A tremendous first novel from an exciting young author recently chosen as one of the Telegraph’s ‘20 under 40’ best UK writers.
Famous for its electric chaos, the city of Bombay also accommodates pockets of calm. In one such space works Mohan, a contemplative man who has spent his life observing people from his seat as a letter-writer outside the main post office. But Mohan’s lack of engagement with the world has caused a thawing of his marriage. At this delicate moment Mohan – and his wife, Lakshmi – are joined at their home in Saraswati Park by their nephew, Ashish, a sexually uncertain 19-year-old who has to repeat his final year in college.
As the novel unfolds, the lives of each of the three characters are thrown into relief by the comical frustrations of family life: annoying relatives, unspoken yearnings and unheard grievances. When Lakshmi loses her only brother, she leaves Bombay for a relative’s home to mourn not only the death of a sibling but also the vital force of her marriage. Ashish, meanwhile, embarks on an affair with a much richer boy in his college and, not long afterwards, succumbs to the overtures of his English tutor.
As Mohan scribbles away in the margins of the sort of books he secretly hopes to write one day, he worries about whether his wife will return, what will become of Ashish, and if he himself will ever find his own voice to write from the margins about the centre of which he will never be a part.
Reviews of Saraswati Park
- Winner of the Desmond Elliott PrizeWinner of the Betty Trask PrizeShortlisted for the Ondaatje AwardShortlisted for the Hindu Best Fiction AwardShortlisted for a Commonwealth Writers’ Prize
- ‘Joseph contrasts the inner and outer lives of her characters, and the uneasy friction between new and old cultures, with all the wit and delicacy of a latter-day Mrs Gaskell’ The Times
- ‘Joseph writes beautifully about quietness and stillness…this is a quiet, restrained novel but a great deal is going on beneath the surface’ Sunday Times
- ‘Anjali Joseph’s debut novel is replete with evocative images of Bombay…but the book’s greatest strength lies in its delicate portrayal of a young man’s desperation for intimate connection, and a couple’s acceptance of a marriage that has failed’ Financial Times
- ‘An elegantly realised portrait of unrequited love, frustrated aspirations and the unspoken compromises of marriage and family.

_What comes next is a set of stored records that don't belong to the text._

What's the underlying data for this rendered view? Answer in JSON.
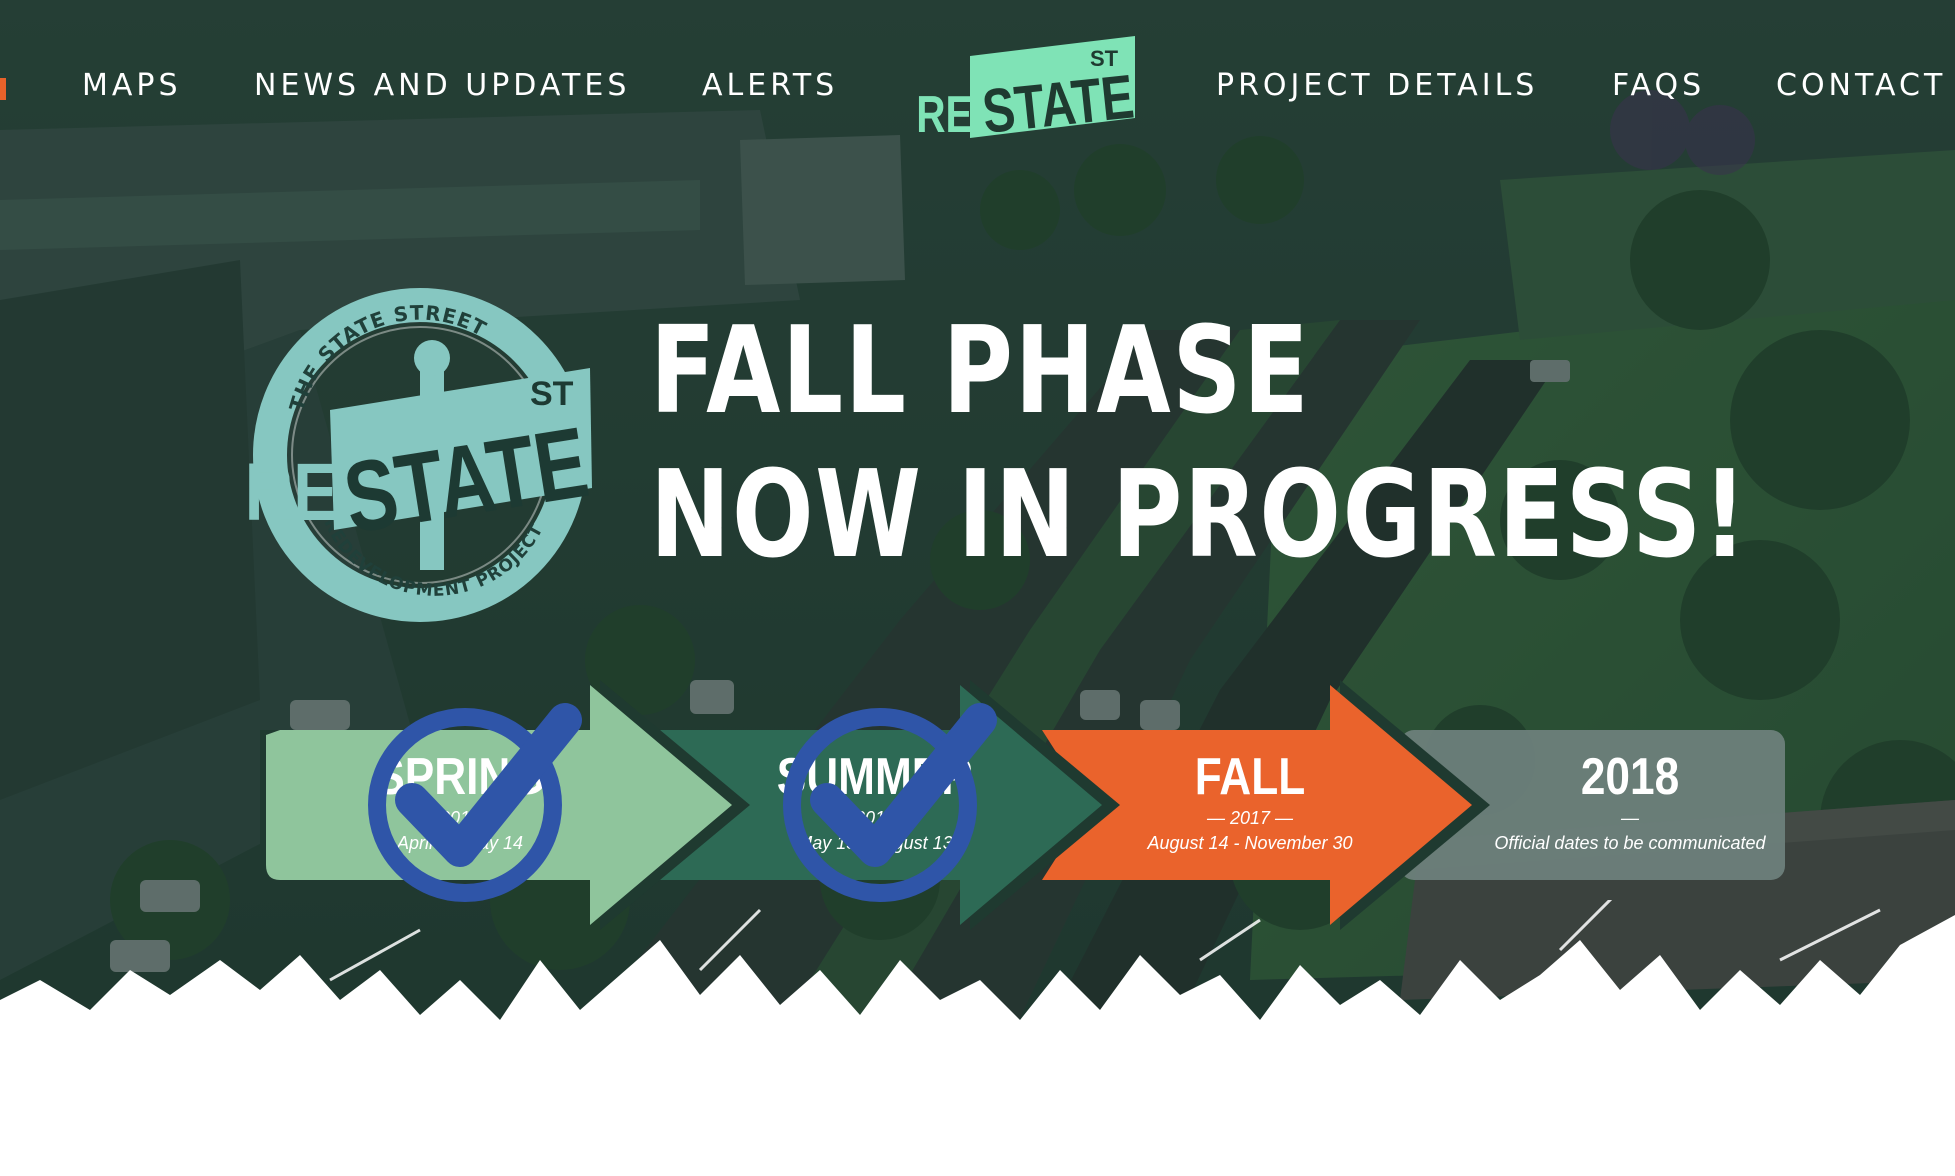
{
  "nav": {
    "items_left": [
      {
        "label": "MAPS"
      },
      {
        "label": "NEWS AND UPDATES"
      },
      {
        "label": "ALERTS"
      }
    ],
    "items_right": [
      {
        "label": "PROJECT DETAILS"
      },
      {
        "label": "FAQS"
      },
      {
        "label": "CONTACT"
      }
    ]
  },
  "logo_header": {
    "re": "RE",
    "state": "STATE",
    "st": "ST"
  },
  "badge": {
    "top_arc": "THE STATE STREET",
    "bottom_arc": "REDEVELOPMENT PROJECT",
    "re": "RE",
    "state": "STATE",
    "st": "ST"
  },
  "headline": {
    "line1": "FALL PHASE",
    "line2": "NOW IN PROGRESS!"
  },
  "timeline": {
    "phases": [
      {
        "name": "SPRING",
        "year": "2017",
        "dates": "April 1 - May 14",
        "status": "complete",
        "color": "#8fc59c"
      },
      {
        "name": "SUMMER",
        "year": "2017",
        "dates": "May 15 - August 13",
        "status": "complete",
        "color": "#2d6a55"
      },
      {
        "name": "FALL",
        "year": "2017",
        "dates": "August 14 - November 30",
        "status": "in-progress",
        "color": "#ea632c"
      },
      {
        "name": "2018",
        "year": "",
        "dates": "Official dates to be communicated",
        "status": "upcoming",
        "color": "#6d7f7b"
      }
    ],
    "check_color": "#2f55a8"
  },
  "colors": {
    "accent_mint": "#7fe3b6",
    "badge_teal": "#86c7c1",
    "overlay": "#14281f",
    "nav_edge": "#e8622a"
  }
}
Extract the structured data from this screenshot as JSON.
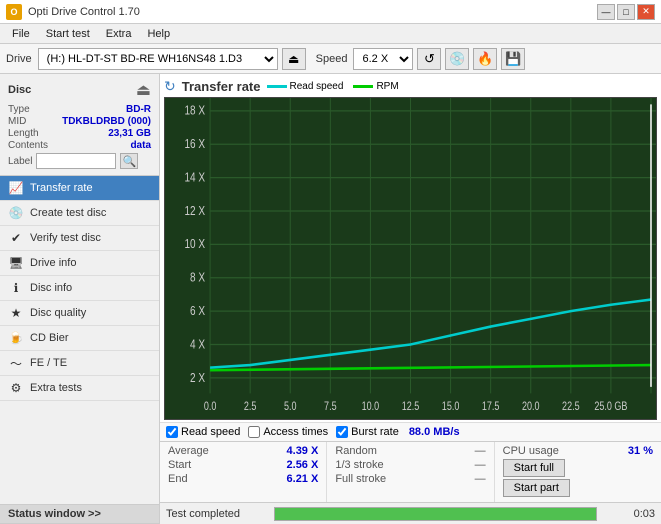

Joseph neatly weaves in elements of the rapid social change occurring in the ever-expanding city but her principal concern is the more complex process of personal change and development and its bittersweet effects: the nerves, hang-ups and pains of youth and the regrets, pleasures and fulfilment of old age’ Observer
- ‘How true to life it seems – the background of disconsolate rains and chattering mynah birds entirely Bombay, the preoccupations universal … a generous book where absolutes are neither sought nor found.’ Guardian
- ‘The frustrations of middle-class family life are the focus of Bombay-set Saraswati Park … each character quickly feels like a familiar face, making this like The Corrections, but set in India…a treat’ ELLE
- ‘An unhurried, quietly heartbreaking study of a lower middle-class Bombay family’s disintegration and renewal…Joseph’s skill is finding the poetry inside modest dreams, small tragedies and disappointments’ Metro
- ‘A beautiful novel that personifies the new India from the inside out’ Literary Review